Table 10: Prevention of AD during Surgery

Two observational studies (Lambert et al. 1982; Eltorai et al. 1997) presented evidence that AD is a common complication during general surgery in individuals with SCI.  Up to 90% of individuals undergoing surgery with topical anesthesia or no anesthesia developed AD.  Both studies concluded that patients at risk for AD could be protected by either general or spinal anesthesia.

Discussion

Two observational studies (Lambert et al. 1982; Eltorai et al. 1997) presented evidence that AD is a common complication during general surgery in individuals with SCI.  Up to 90% of individuals undergoing surgery with topical anesthesia or no anesthesia developed AD.  Both studies concluded that patients at risk for AD could be protected by either general or spinal anesthesia.

Conclusion

There is level 5 evidence (from 2 observational studies) (Lambert et al. 1982; Eltorai et al. 1997) that indicates that patients at risk for autonomic dysreflexia are protected from developing intraoperative hypertension by either general or spinal anesthesia.

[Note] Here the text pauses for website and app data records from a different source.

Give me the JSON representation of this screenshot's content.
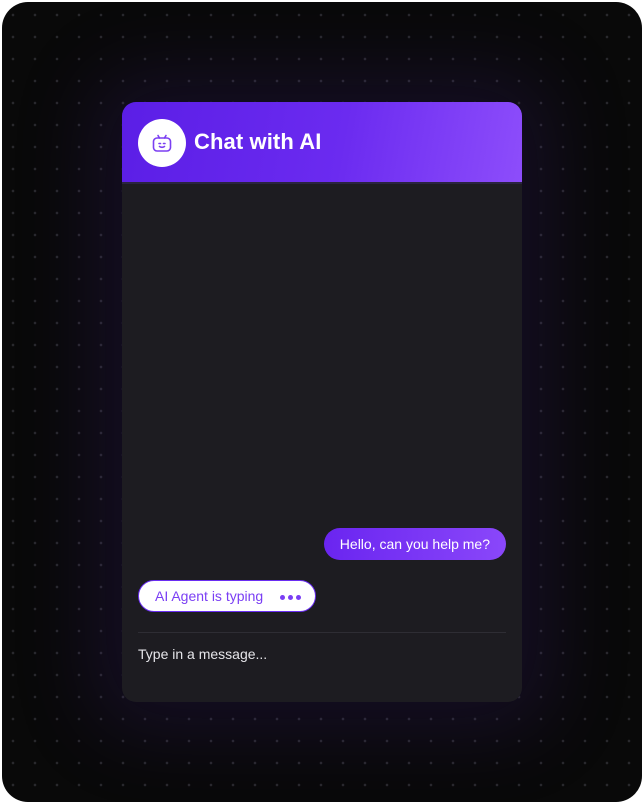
{
  "header": {
    "title": "Chat with AI",
    "avatar_icon": "robot-face-icon"
  },
  "messages": [
    {
      "sender": "user",
      "text": "Hello, can you help me?"
    }
  ],
  "typing_indicator": {
    "label": "AI Agent is typing",
    "icon": "typing-dots-icon"
  },
  "input": {
    "placeholder": "Type in a message...",
    "value": ""
  },
  "colors": {
    "background": "#090909",
    "card": "#1d1c21",
    "accent": "#6b2bf0",
    "accent_light": "#8d4dfb",
    "text": "#ffffff"
  }
}
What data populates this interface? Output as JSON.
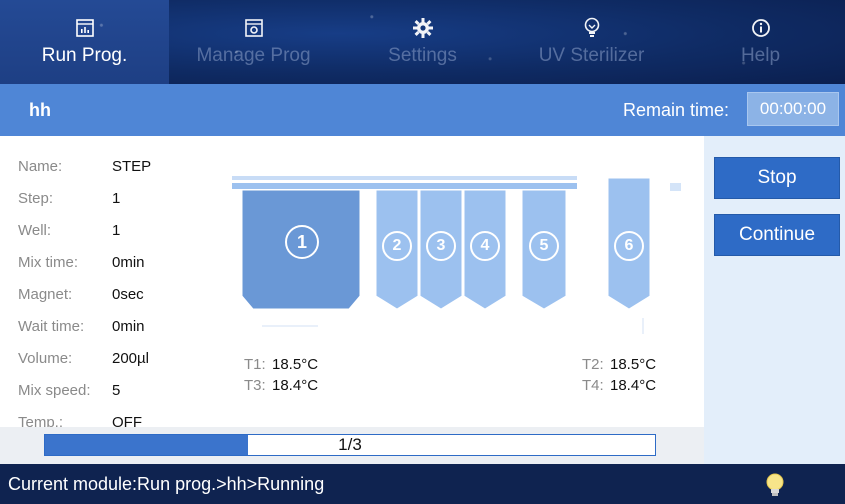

  • Anesthesiologists and surgeons dealing with SCI patients must know how to recognize the AD syndrome, how to prevent its occurrence and how to manage it.

    Anesthesia should be used during surgical procedures in individuals with SCI despite apparent lack of sensation.